* ASSIGNMENT: Leave out the images and repeat every entry below exactly.

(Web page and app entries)
____________
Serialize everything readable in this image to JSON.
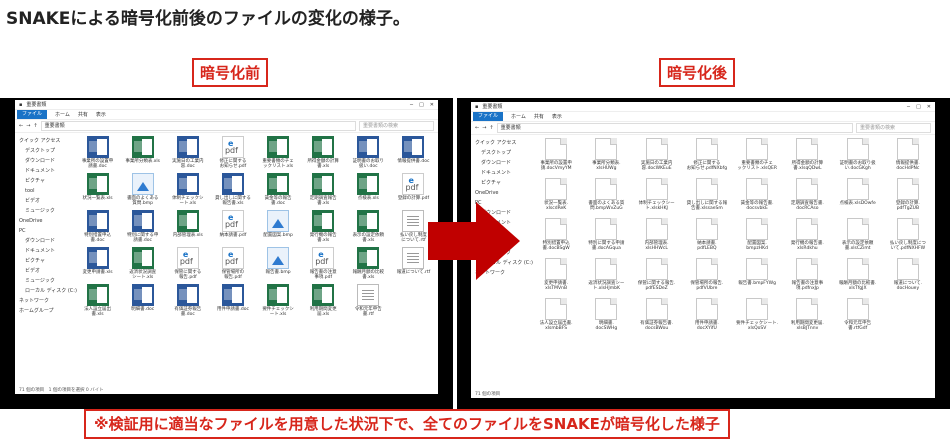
{
  "title": "SNAKEによる暗号化前後のファイルの変化の様子。",
  "label_before": "暗号化前",
  "label_after": "暗号化後",
  "banner": "※検証用に適当なファイルを用意した状況下で、全てのファイルをSNAKEが暗号化した様子",
  "before": {
    "folder": "重要書類",
    "ribbon": [
      "ファイル",
      "ホーム",
      "共有",
      "表示"
    ],
    "search": "重要書類の検索",
    "nav": [
      "クイック アクセス",
      "デスクトップ",
      "ダウンロード",
      "ドキュメント",
      "ピクチャ",
      "tool",
      "ビデオ",
      "ミュージック",
      "OneDrive",
      "PC",
      "ダウンロード",
      "ドキュメント",
      "ピクチャ",
      "ビデオ",
      "ミュージック",
      "ローカル ディスク (C:)",
      "ネットワーク",
      "ホームグループ"
    ],
    "status": "71 個の項目　1 個の項目を選択 0 バイト",
    "files": [
      {
        "t": "word",
        "n": "事業所の設置申\n請書.doc"
      },
      {
        "t": "excel",
        "n": "事業所分類表.xls"
      },
      {
        "t": "word",
        "n": "実施日の工業内\n容.doc"
      },
      {
        "t": "pdf",
        "n": "修正に関する\nお知らせ.pdf"
      },
      {
        "t": "excel",
        "n": "重要書類のチェ\nックリスト.xls"
      },
      {
        "t": "excel",
        "n": "所得金額の計算\n書.xls"
      },
      {
        "t": "word",
        "n": "証明書のお取り\n扱い.doc"
      },
      {
        "t": "word",
        "n": "情報提供書.doc"
      },
      {
        "t": "excel",
        "n": "状況一覧表.xls"
      },
      {
        "t": "img",
        "n": "書面のよくある\n質問.bmp"
      },
      {
        "t": "word",
        "n": "体制チェックシ\nート.xls"
      },
      {
        "t": "word",
        "n": "貸し出しに関する\n報告書.xls"
      },
      {
        "t": "excel",
        "n": "賃金等の報告\n書.doc"
      },
      {
        "t": "excel",
        "n": "定期調査報告\n書.xls"
      },
      {
        "t": "excel",
        "n": "点検表.xls"
      },
      {
        "t": "pdf",
        "n": "登録の計算.pdf"
      },
      {
        "t": "word",
        "n": "特別措置申込\n書.doc"
      },
      {
        "t": "word",
        "n": "特別に関する申\n請書.doc"
      },
      {
        "t": "excel",
        "n": "内部管理表.xls"
      },
      {
        "t": "pdf",
        "n": "納本請書.pdf"
      },
      {
        "t": "img",
        "n": "配置図案.bmp"
      },
      {
        "t": "excel",
        "n": "発行機の報告\n書.xls"
      },
      {
        "t": "excel",
        "n": "表示の設定依頼\n書.xls"
      },
      {
        "t": "txt",
        "n": "払い戻し制度\nについて.rtf"
      },
      {
        "t": "word",
        "n": "変更申請書.xls"
      },
      {
        "t": "excel",
        "n": "返済状況調査\nシート.xls"
      },
      {
        "t": "pdf",
        "n": "保管に関する\n報告.pdf"
      },
      {
        "t": "pdf",
        "n": "保管場所の\n報告.pdf"
      },
      {
        "t": "img",
        "n": "報告書.bmp"
      },
      {
        "t": "pdf",
        "n": "報告書の注意\n事項.pdf"
      },
      {
        "t": "excel",
        "n": "報酬月額の比較\n書.xls"
      },
      {
        "t": "txt",
        "n": "報道について.rtf"
      },
      {
        "t": "excel",
        "n": "法人設立届出\n書.xls"
      },
      {
        "t": "word",
        "n": "明細書.doc"
      },
      {
        "t": "word",
        "n": "有価証券報告\n書.doc"
      },
      {
        "t": "word",
        "n": "用件申請書.doc"
      },
      {
        "t": "excel",
        "n": "要件チェックシ\nート.xls"
      },
      {
        "t": "excel",
        "n": "利用期間変更\n届.xls"
      },
      {
        "t": "txt",
        "n": "令和元年申告\n書.rtf"
      }
    ]
  },
  "after": {
    "folder": "重要書類",
    "ribbon": [
      "ファイル",
      "ホーム",
      "共有",
      "表示"
    ],
    "search": "重要書類の検索",
    "nav": [
      "クイック アクセス",
      "デスクトップ",
      "ダウンロード",
      "ドキュメント",
      "ピクチャ",
      "OneDrive",
      "PC",
      "ダウンロード",
      "ドキュメント",
      "ピクチャ",
      "ビデオ",
      "ミュージック",
      "ローカル ディスク (C:)",
      "ネットワーク"
    ],
    "status": "71 個の項目",
    "files": [
      "事業所の設置申\n請.docVmyYM",
      "事業所分類表.\nxlsHUWg",
      "実施日の工業内\n容.docWKEuE",
      "修正に関する\nお知らせ.pdfNXbfg",
      "重要書類のチェ\nックリスト.xlsQER",
      "所得金額の計算\n書.xlsqQDwL",
      "証明書のお取り扱\nい.docGKgh",
      "情報提供書.\ndocHdPNc",
      "状況一覧表.\nxlscdReK",
      "書面のよくある質\n問.bmpWvZuG",
      "体制チェックシー\nト.xlskHKJ",
      "貸し出しに関する報\n告書.xlssaeSm",
      "賃金等の報告書.\ndocsvbkE",
      "定期調査報告書.\ndocRCAso",
      "点検表.xlsDOwfe",
      "登録の計算.\npdfTgZUB",
      "特別措置申込\n書.docBSgW",
      "特別に関する申請\n書.docAGqua",
      "内部管理表.\nxlsHHWcL",
      "納本請書.\npdfLEBQ",
      "配置図案.\nbmpzHKd",
      "発行機の報告書.\nxlsRdkhu",
      "表示の設定依頼\n書.xlsCZimt",
      "払い戻し制度につ\nいて.pdfNXHFW",
      "変更申請書.\nxlsTMVnB",
      "返済状況調査シー\nト.xlsHJmbK",
      "保管に関する報告.\npdfESDeZ",
      "保管場所の報告.\npdfVUbre",
      "報告書.bmpFYWg",
      "報告書の注意事\n項.pdfnxJp",
      "報酬月額の比較書.\nxlsTfgJX",
      "報道について.\ndocHouey",
      "法人設立届出書.\nxlsmbBFS",
      "明細書.\ndocSWHg",
      "有価証券報告書.\ndocsBWou",
      "用件申請書.\ndocXYifU",
      "要件チェックシート.\nxlsQoSV",
      "利用期間変更届.\nxlsBJTnnv",
      "令和元年申告\n書.rtfGdf"
    ]
  }
}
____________
* EXPECTED ANSWER:
Serialize everything readable in this image to JSON.
{
  "title": "SNAKEによる暗号化前後のファイルの変化の様子。",
  "label_before": "暗号化前",
  "label_after": "暗号化後",
  "banner": "※検証用に適当なファイルを用意した状況下で、全てのファイルをSNAKEが暗号化した様子",
  "before": {
    "folder": "重要書類",
    "ribbon": [
      "ファイル",
      "ホーム",
      "共有",
      "表示"
    ],
    "search": "重要書類の検索",
    "nav": [
      "クイック アクセス",
      "デスクトップ",
      "ダウンロード",
      "ドキュメント",
      "ピクチャ",
      "tool",
      "ビデオ",
      "ミュージック",
      "OneDrive",
      "PC",
      "ダウンロード",
      "ドキュメント",
      "ピクチャ",
      "ビデオ",
      "ミュージック",
      "ローカル ディスク (C:)",
      "ネットワーク",
      "ホームグループ"
    ],
    "status": "71 個の項目　1 個の項目を選択 0 バイト",
    "files": [
      {
        "t": "word",
        "n": "事業所の設置申\n請書.doc"
      },
      {
        "t": "excel",
        "n": "事業所分類表.xls"
      },
      {
        "t": "word",
        "n": "実施日の工業内\n容.doc"
      },
      {
        "t": "pdf",
        "n": "修正に関する\nお知らせ.pdf"
      },
      {
        "t": "excel",
        "n": "重要書類のチェ\nックリスト.xls"
      },
      {
        "t": "excel",
        "n": "所得金額の計算\n書.xls"
      },
      {
        "t": "word",
        "n": "証明書のお取り\n扱い.doc"
      },
      {
        "t": "word",
        "n": "情報提供書.doc"
      },
      {
        "t": "excel",
        "n": "状況一覧表.xls"
      },
      {
        "t": "img",
        "n": "書面のよくある\n質問.bmp"
      },
      {
        "t": "word",
        "n": "体制チェックシ\nート.xls"
      },
      {
        "t": "word",
        "n": "貸し出しに関する\n報告書.xls"
      },
      {
        "t": "excel",
        "n": "賃金等の報告\n書.doc"
      },
      {
        "t": "excel",
        "n": "定期調査報告\n書.xls"
      },
      {
        "t": "excel",
        "n": "点検表.xls"
      },
      {
        "t": "pdf",
        "n": "登録の計算.pdf"
      },
      {
        "t": "word",
        "n": "特別措置申込\n書.doc"
      },
      {
        "t": "word",
        "n": "特別に関する申\n請書.doc"
      },
      {
        "t": "excel",
        "n": "内部管理表.xls"
      },
      {
        "t": "pdf",
        "n": "納本請書.pdf"
      },
      {
        "t": "img",
        "n": "配置図案.bmp"
      },
      {
        "t": "excel",
        "n": "発行機の報告\n書.xls"
      },
      {
        "t": "excel",
        "n": "表示の設定依頼\n書.xls"
      },
      {
        "t": "txt",
        "n": "払い戻し制度\nについて.rtf"
      },
      {
        "t": "word",
        "n": "変更申請書.xls"
      },
      {
        "t": "excel",
        "n": "返済状況調査\nシート.xls"
      },
      {
        "t": "pdf",
        "n": "保管に関する\n報告.pdf"
      },
      {
        "t": "pdf",
        "n": "保管場所の\n報告.pdf"
      },
      {
        "t": "img",
        "n": "報告書.bmp"
      },
      {
        "t": "pdf",
        "n": "報告書の注意\n事項.pdf"
      },
      {
        "t": "excel",
        "n": "報酬月額の比較\n書.xls"
      },
      {
        "t": "txt",
        "n": "報道について.rtf"
      },
      {
        "t": "excel",
        "n": "法人設立届出\n書.xls"
      },
      {
        "t": "word",
        "n": "明細書.doc"
      },
      {
        "t": "word",
        "n": "有価証券報告\n書.doc"
      },
      {
        "t": "word",
        "n": "用件申請書.doc"
      },
      {
        "t": "excel",
        "n": "要件チェックシ\nート.xls"
      },
      {
        "t": "excel",
        "n": "利用期間変更\n届.xls"
      },
      {
        "t": "txt",
        "n": "令和元年申告\n書.rtf"
      }
    ]
  },
  "after": {
    "folder": "重要書類",
    "ribbon": [
      "ファイル",
      "ホーム",
      "共有",
      "表示"
    ],
    "search": "重要書類の検索",
    "nav": [
      "クイック アクセス",
      "デスクトップ",
      "ダウンロード",
      "ドキュメント",
      "ピクチャ",
      "OneDrive",
      "PC",
      "ダウンロード",
      "ドキュメント",
      "ピクチャ",
      "ビデオ",
      "ミュージック",
      "ローカル ディスク (C:)",
      "ネットワーク"
    ],
    "status": "71 個の項目",
    "files": [
      "事業所の設置申\n請.docVmyYM",
      "事業所分類表.\nxlsHUWg",
      "実施日の工業内\n容.docWKEuE",
      "修正に関する\nお知らせ.pdfNXbfg",
      "重要書類のチェ\nックリスト.xlsQER",
      "所得金額の計算\n書.xlsqQDwL",
      "証明書のお取り扱\nい.docGKgh",
      "情報提供書.\ndocHdPNc",
      "状況一覧表.\nxlscdReK",
      "書面のよくある質\n問.bmpWvZuG",
      "体制チェックシー\nト.xlskHKJ",
      "貸し出しに関する報\n告書.xlssaeSm",
      "賃金等の報告書.\ndocsvbkE",
      "定期調査報告書.\ndocRCAso",
      "点検表.xlsDOwfe",
      "登録の計算.\npdfTgZUB",
      "特別措置申込\n書.docBSgW",
      "特別に関する申請\n書.docAGqua",
      "内部管理表.\nxlsHHWcL",
      "納本請書.\npdfLEBQ",
      "配置図案.\nbmpzHKd",
      "発行機の報告書.\nxlsRdkhu",
      "表示の設定依頼\n書.xlsCZimt",
      "払い戻し制度につ\nいて.pdfNXHFW",
      "変更申請書.\nxlsTMVnB",
      "返済状況調査シー\nト.xlsHJmbK",
      "保管に関する報告.\npdfESDeZ",
      "保管場所の報告.\npdfVUbre",
      "報告書.bmpFYWg",
      "報告書の注意事\n項.pdfnxJp",
      "報酬月額の比較書.\nxlsTfgJX",
      "報道について.\ndocHouey",
      "法人設立届出書.\nxlsmbBFS",
      "明細書.\ndocSWHg",
      "有価証券報告書.\ndocsBWou",
      "用件申請書.\ndocXYifU",
      "要件チェックシート.\nxlsQoSV",
      "利用期間変更届.\nxlsBJTnnv",
      "令和元年申告\n書.rtfGdf"
    ]
  }
}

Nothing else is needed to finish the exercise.